2.1A belief or statement which is false, but is often held to be true because it is expedient to do so: the notion of the country being a democracy is a polite fiction
More example sentences
  • He thinks he can rebuild the polite fictions of September 10.
  • That is his function - to take the polite fictions and drag them back to the real world.
  • So all of the conventions created in the wake of the Second World War - the Geneva Conventions, the very concept of war crimes - these are all just polite fictions to be crumpled?



Pronunciation: /ˈfɪkʃ(ə)nɪst/
Example sentences
  • Trevor is the best short fictionist in England, and I would make a similar claim for John Updike in this country.
  • Playwrights since Pirandello, fictionists since Proust, have been pondering this question, lightly or ponderously.
  • He was the editor who discovered or championed many of the world's most important fictionists and poets of the second half of the 20th century.


Late Middle English (in the sense 'invented statement'): via Old French from Latin fictio(n-), from fingere 'form, contrive'. Compare with feign and figment.

  • faint from Middle English:

    The word faint is related to feign, both coming from French faindre and initially used in the original French sense of ‘feigned, simulated’, from Latin fingere ‘to form, contrive’ also the source of fiction (Late Middle English) and figment (Late Middle English). Another early meaning was ‘cowardly’, a sense now preserved only in the proverb faint heart never won fair lady. The sense ‘hardly perceptible’ dates from the mid 17th century.
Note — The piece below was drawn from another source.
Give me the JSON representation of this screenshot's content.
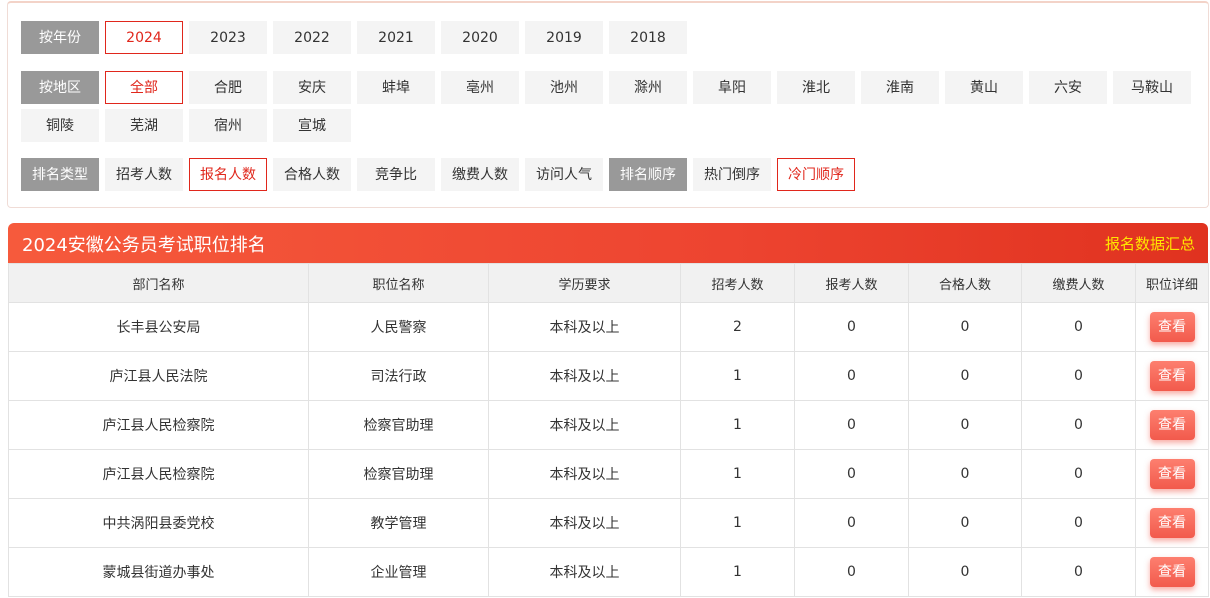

Feint (late 17th century) originally used in fencing for a deceptive blow is from the same source, while the mid 19th-century use of feint for lightly lined paper is simply a respelling of faint.

Words that rhyme with fiction

addiction, affliction, benediction, constriction, conviction, crucifixion, depiction, dereliction, diction, eviction, friction, infliction, interdiction, jurisdiction, malediction, restriction, transfixion, valediction

For editors and proofreaders

Line breaks: fic|tion

Share this entry

What do you find interesting about this word or phrase?

Comments that don't adhere to our Community Guidelines may be moderated or removed.